Many of the major record labels have been struggling with an industrywide CD sales decline, forcing them to contract and slash many jobs in marketing and promotion. Various artists have also been dropped by labels as their sales have slowed to where the labels can no longer support them profitably.
While the growth of digital music sales on services like Apple Inc's iTunes has been the one industry bright spot, it still is not enough to offset the drop in physical CD sales. What's more, the Internet in certain ways has shifted the focus away from major labels, by making it easier for artists to sell directly to their fans without any middlemen.
For example, various artists have broken records on social networking sites like News Corp's MySpace.com.
Going with an independent label or a nontraditional distribution deal with a retailer can sometimes be more lucrative for an artist than a record deal, offering a chance to reap a bigger share of record sales than the standard $1 to $2 per album, industry experts said.
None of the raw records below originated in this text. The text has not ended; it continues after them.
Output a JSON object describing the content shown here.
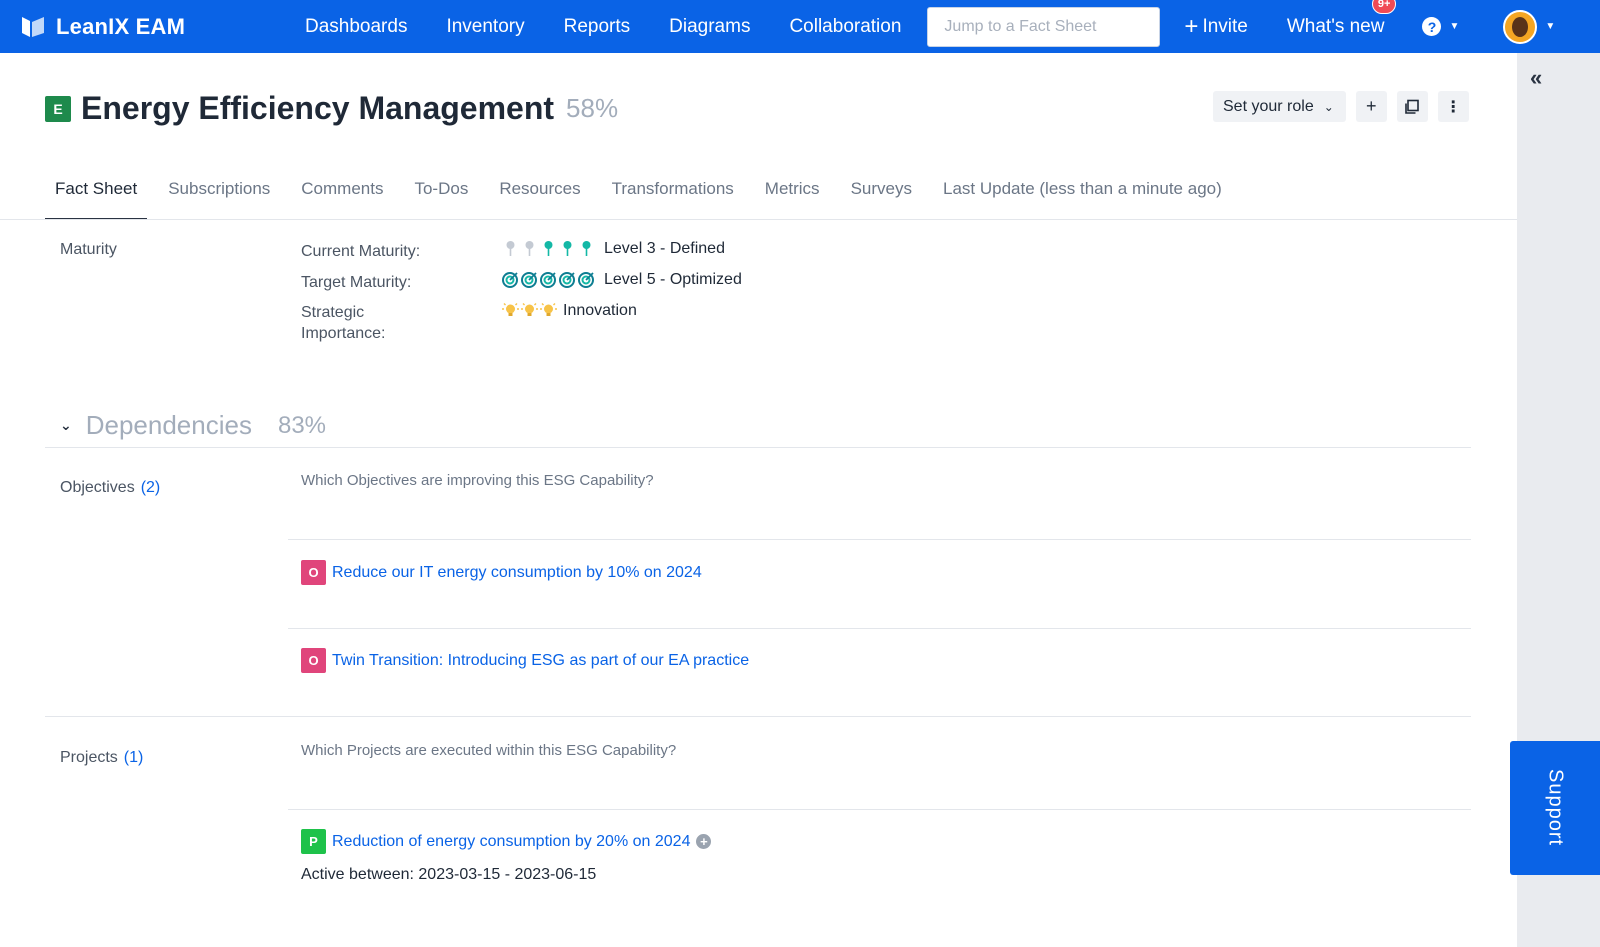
{
  "app": {
    "brand": "LeanIX EAM"
  },
  "nav": {
    "items": [
      "Dashboards",
      "Inventory",
      "Reports",
      "Diagrams",
      "Collaboration"
    ],
    "search_placeholder": "Jump to a Fact Sheet",
    "invite_label": "Invite",
    "whats_new_label": "What's new",
    "whats_new_badge": "9+",
    "help_label": "?"
  },
  "colors": {
    "primary": "#0a63e6",
    "objective": "#e0457b",
    "project": "#1ec24a",
    "capability": "#1e8a4c",
    "maturity_pin": "#14b8a6",
    "importance_bulb": "#f7c348"
  },
  "header": {
    "type_letter": "E",
    "title": "Energy Efficiency Management",
    "completion": "58%",
    "role_button": "Set your role"
  },
  "tabs": [
    {
      "label": "Fact Sheet",
      "active": true
    },
    {
      "label": "Subscriptions"
    },
    {
      "label": "Comments"
    },
    {
      "label": "To-Dos"
    },
    {
      "label": "Resources"
    },
    {
      "label": "Transformations"
    },
    {
      "label": "Metrics"
    },
    {
      "label": "Surveys"
    },
    {
      "label": "Last Update (less than a minute ago)"
    }
  ],
  "maturity": {
    "section_label": "Maturity",
    "current_label": "Current Maturity:",
    "current_value": "Level 3 - Defined",
    "current_level": 3,
    "current_max": 5,
    "target_label": "Target Maturity:",
    "target_value": "Level 5 - Optimized",
    "target_level": 5,
    "importance_label_line1": "Strategic",
    "importance_label_line2": "Importance:",
    "importance_value": "Innovation",
    "importance_level": 3
  },
  "dependencies": {
    "title": "Dependencies",
    "completion": "83%",
    "objectives": {
      "label": "Objectives",
      "count": "(2)",
      "question": "Which Objectives are improving this ESG Capability?",
      "items": [
        {
          "letter": "O",
          "name": "Reduce our IT energy consumption by 10% on 2024"
        },
        {
          "letter": "O",
          "name": "Twin Transition: Introducing ESG as part of our EA practice"
        }
      ]
    },
    "projects": {
      "label": "Projects",
      "count": "(1)",
      "question": "Which Projects are executed within this ESG Capability?",
      "items": [
        {
          "letter": "P",
          "name": "Reduction of energy consumption by 20% on 2024",
          "active_between": "Active between: 2023-03-15 - 2023-06-15"
        }
      ]
    }
  },
  "support_label": "Support"
}
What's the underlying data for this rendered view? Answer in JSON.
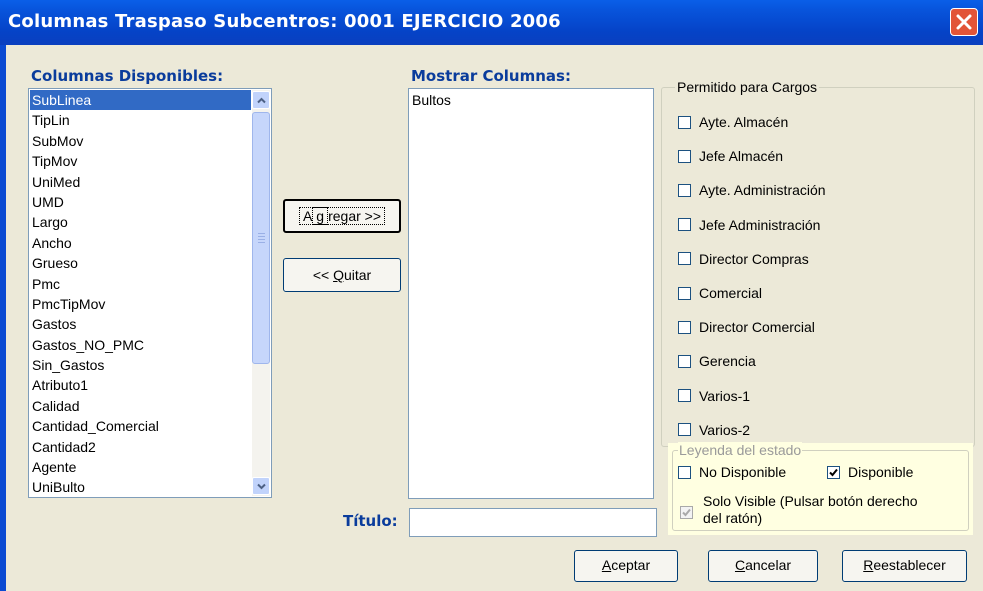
{
  "window": {
    "title": "Columnas Traspaso Subcentros: 0001 EJERCICIO 2006"
  },
  "available": {
    "label": "Columnas Disponibles:",
    "items": [
      "SubLinea",
      "TipLin",
      "SubMov",
      "TipMov",
      "UniMed",
      "UMD",
      "Largo",
      "Ancho",
      "Grueso",
      "Pmc",
      "PmcTipMov",
      "Gastos",
      "Gastos_NO_PMC",
      "Sin_Gastos",
      "Atributo1",
      "Calidad",
      "Cantidad_Comercial",
      "Cantidad2",
      "Agente",
      "UniBulto"
    ],
    "selected": "SubLinea"
  },
  "buttons": {
    "add": "Agregar >>",
    "remove": "<< Quitar",
    "accept": "Aceptar",
    "cancel": "Cancelar",
    "reset": "Reestablecer"
  },
  "shown": {
    "label": "Mostrar Columnas:",
    "items": [
      "Bultos"
    ]
  },
  "title_field": {
    "label": "Título:",
    "value": ""
  },
  "permissions": {
    "label": "Permitido para Cargos",
    "items": [
      {
        "label": "Ayte. Almacén",
        "checked": false
      },
      {
        "label": "Jefe Almacén",
        "checked": false
      },
      {
        "label": "Ayte. Administración",
        "checked": false
      },
      {
        "label": "Jefe Administración",
        "checked": false
      },
      {
        "label": "Director Compras",
        "checked": false
      },
      {
        "label": "Comercial",
        "checked": false
      },
      {
        "label": "Director Comercial",
        "checked": false
      },
      {
        "label": "Gerencia",
        "checked": false
      },
      {
        "label": "Varios-1",
        "checked": false
      },
      {
        "label": "Varios-2",
        "checked": false
      }
    ]
  },
  "legend": {
    "label": "Leyenda del estado",
    "no_disponible": "No Disponible",
    "disponible": "Disponible",
    "solo_visible_1": "Solo Visible (Pulsar botón derecho",
    "solo_visible_2": "del ratón)"
  },
  "colors": {
    "titlebar": "#0855dd",
    "selection": "#316ac5",
    "label_blue": "#0a3c9c",
    "legend_bg": "#ffffe1",
    "face": "#ece9d8"
  }
}
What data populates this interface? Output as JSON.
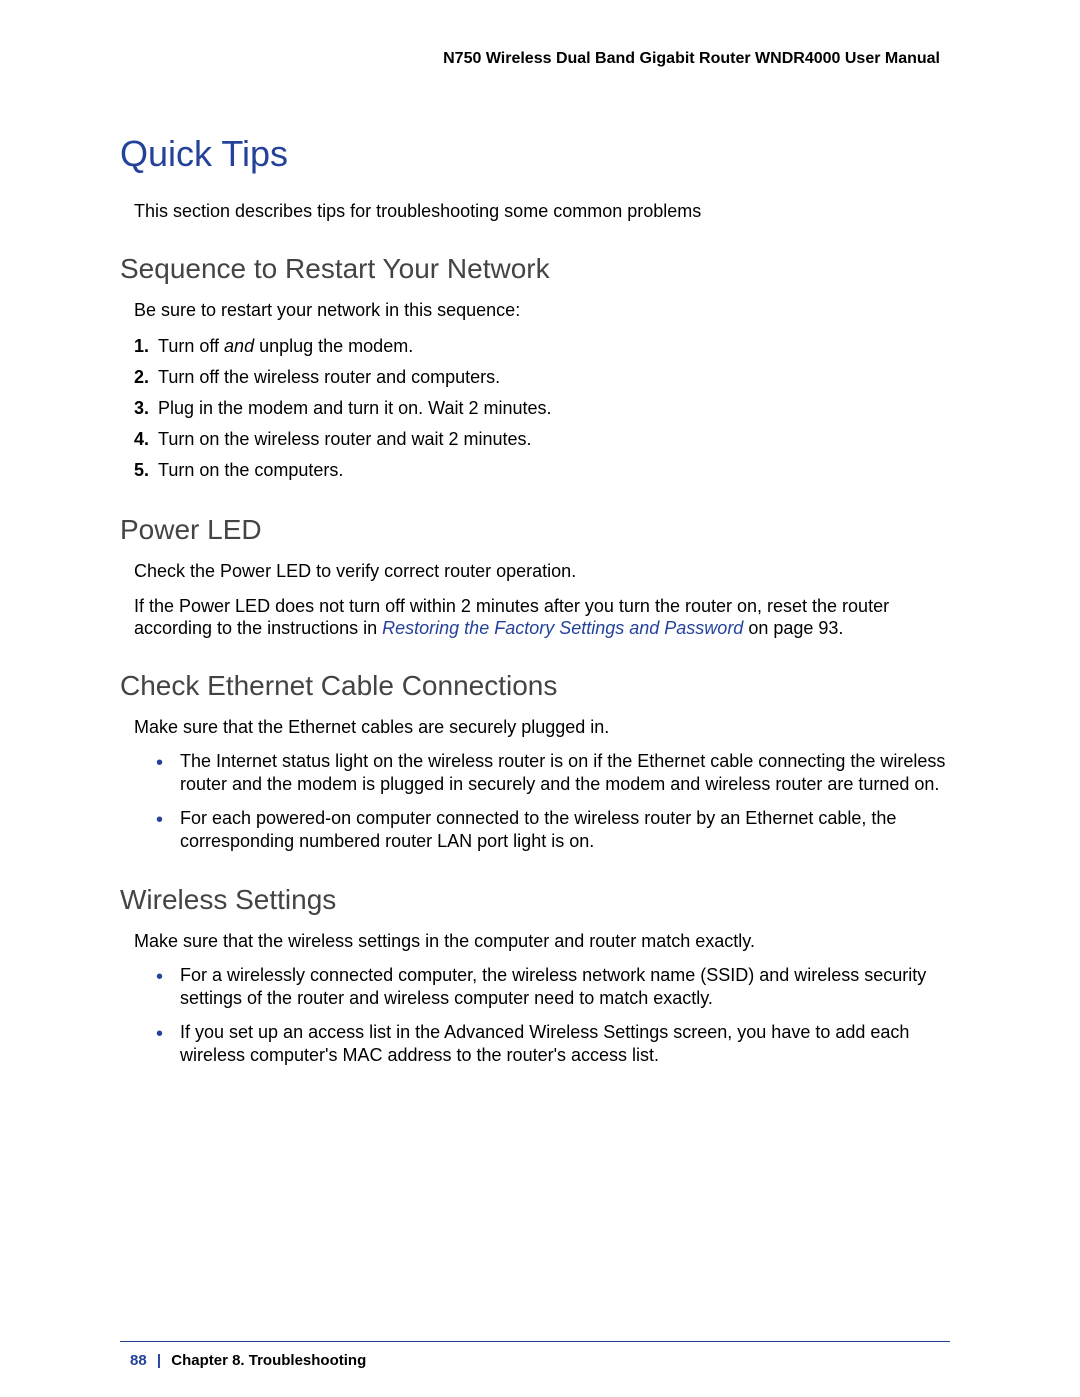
{
  "header": "N750 Wireless Dual Band Gigabit Router WNDR4000 User Manual",
  "h1": "Quick Tips",
  "intro": "This section describes tips for troubleshooting some common problems",
  "sec1": {
    "heading": "Sequence to Restart Your Network",
    "lead": "Be sure to restart your network in this sequence:",
    "steps": [
      {
        "n": "1.",
        "pre": "Turn off ",
        "em": "and",
        "post": " unplug the modem."
      },
      {
        "n": "2.",
        "text": "Turn off the wireless router and computers."
      },
      {
        "n": "3.",
        "text": "Plug in the modem and turn it on. Wait 2 minutes."
      },
      {
        "n": "4.",
        "text": "Turn on the wireless router and wait 2 minutes."
      },
      {
        "n": "5.",
        "text": "Turn on the computers."
      }
    ]
  },
  "sec2": {
    "heading": "Power LED",
    "p1": "Check the Power LED to verify correct router operation.",
    "p2_pre": "If the Power LED does not turn off within 2 minutes after you turn the router on, reset the router according to the instructions in ",
    "p2_link": "Restoring the Factory Settings and Password",
    "p2_post": " on page 93."
  },
  "sec3": {
    "heading": "Check Ethernet Cable Connections",
    "lead": "Make sure that the Ethernet cables are securely plugged in.",
    "bullets": [
      "The Internet status light on the wireless router is on if the Ethernet cable connecting the wireless router and the modem is plugged in securely and the modem and wireless router are turned on.",
      "For each powered-on computer connected to the wireless router by an Ethernet cable, the corresponding numbered router LAN port light is on."
    ]
  },
  "sec4": {
    "heading": "Wireless Settings",
    "lead": "Make sure that the wireless settings in the computer and router match exactly.",
    "bullets": [
      "For a wirelessly connected computer, the wireless network name (SSID) and wireless security settings of the router and wireless computer need to match exactly.",
      "If you set up an access list in the Advanced Wireless Settings screen, you have to add each wireless computer's MAC address to the router's access list."
    ]
  },
  "footer": {
    "page": "88",
    "sep": "|",
    "chapter": "Chapter 8.  Troubleshooting"
  }
}
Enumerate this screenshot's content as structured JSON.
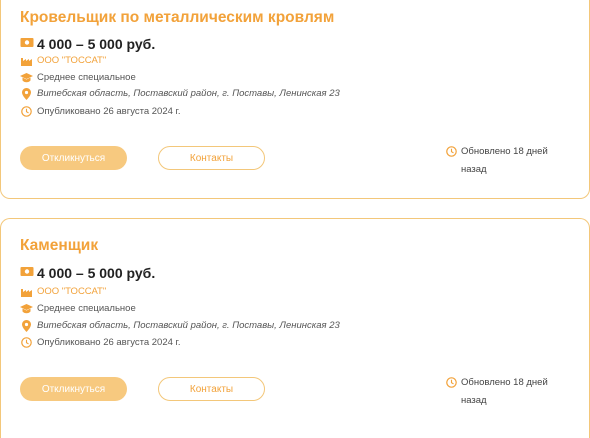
{
  "vacancies": [
    {
      "title": "Кровельщик по металлическим кровлям",
      "salary": "4 000 – 5 000 руб.",
      "company": "ООО \"ТОССАТ\"",
      "education": "Среднее специальное",
      "address": "Витебская область, Поставский район, г. Поставы, Ленинская 23",
      "published": "Опубликовано 26 августа 2024 г.",
      "apply_label": "Откликнуться",
      "contacts_label": "Контакты",
      "updated": "Обновлено 18 дней назад"
    },
    {
      "title": "Каменщик",
      "salary": "4 000 – 5 000 руб.",
      "company": "ООО \"ТОССАТ\"",
      "education": "Среднее специальное",
      "address": "Витебская область, Поставский район, г. Поставы, Ленинская 23",
      "published": "Опубликовано 26 августа 2024 г.",
      "apply_label": "Откликнуться",
      "contacts_label": "Контакты",
      "updated": "Обновлено 18 дней назад"
    }
  ],
  "colors": {
    "accent": "#f2a23a",
    "button_fill": "#f7c97f",
    "border": "#f3c77a"
  }
}
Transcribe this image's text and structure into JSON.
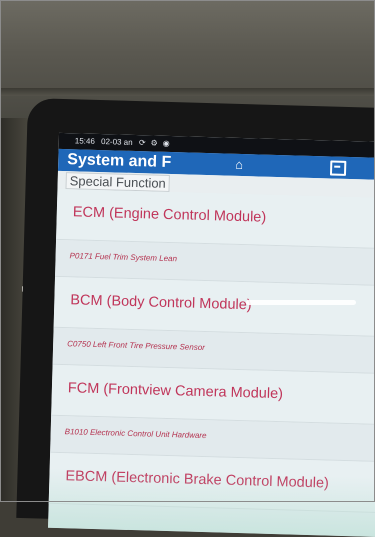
{
  "status_bar": {
    "time": "15:46",
    "date": "02-03 an",
    "icons": [
      "sync-icon",
      "settings-icon",
      "record-icon"
    ]
  },
  "header": {
    "title": "System and F",
    "home_icon": "home-icon",
    "report_icon": "edit-note-icon",
    "color": "#1f67b8"
  },
  "subtitle": "Special Function",
  "list": [
    {
      "type": "module",
      "label": "ECM (Engine Control Module)"
    },
    {
      "type": "dtc",
      "label": "P0171 Fuel Trim System Lean"
    },
    {
      "type": "module",
      "label": "BCM (Body Control Module)"
    },
    {
      "type": "dtc",
      "label": "C0750 Left Front Tire Pressure Sensor"
    },
    {
      "type": "module",
      "label": "FCM (Frontview Camera Module)"
    },
    {
      "type": "dtc",
      "label": "B1010 Electronic Control Unit Hardware"
    },
    {
      "type": "module",
      "label": "EBCM (Electronic Brake Control Module)"
    }
  ],
  "colors": {
    "module_text": "#c0355a",
    "dtc_text": "#b4324f"
  }
}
Brandmeier of 180 would not disclose terms of the artist deals, but said they were more flexible than standard label deals, which often require multiple album commitments.
"Artists get more freedom. It's a change from the regular business model. We don't want to tie people down," he said.
To be sure, many of the major labels are reexamining the way they do business to address changes in the marketplace, their relationship with artists and brands and retailers.
"For our survival and success, we need to get familiar with all the ancillary revenue streams," said David Ring, senior vp business affairs and development for Vivendi's Universal Music Group, the No. 1 music company.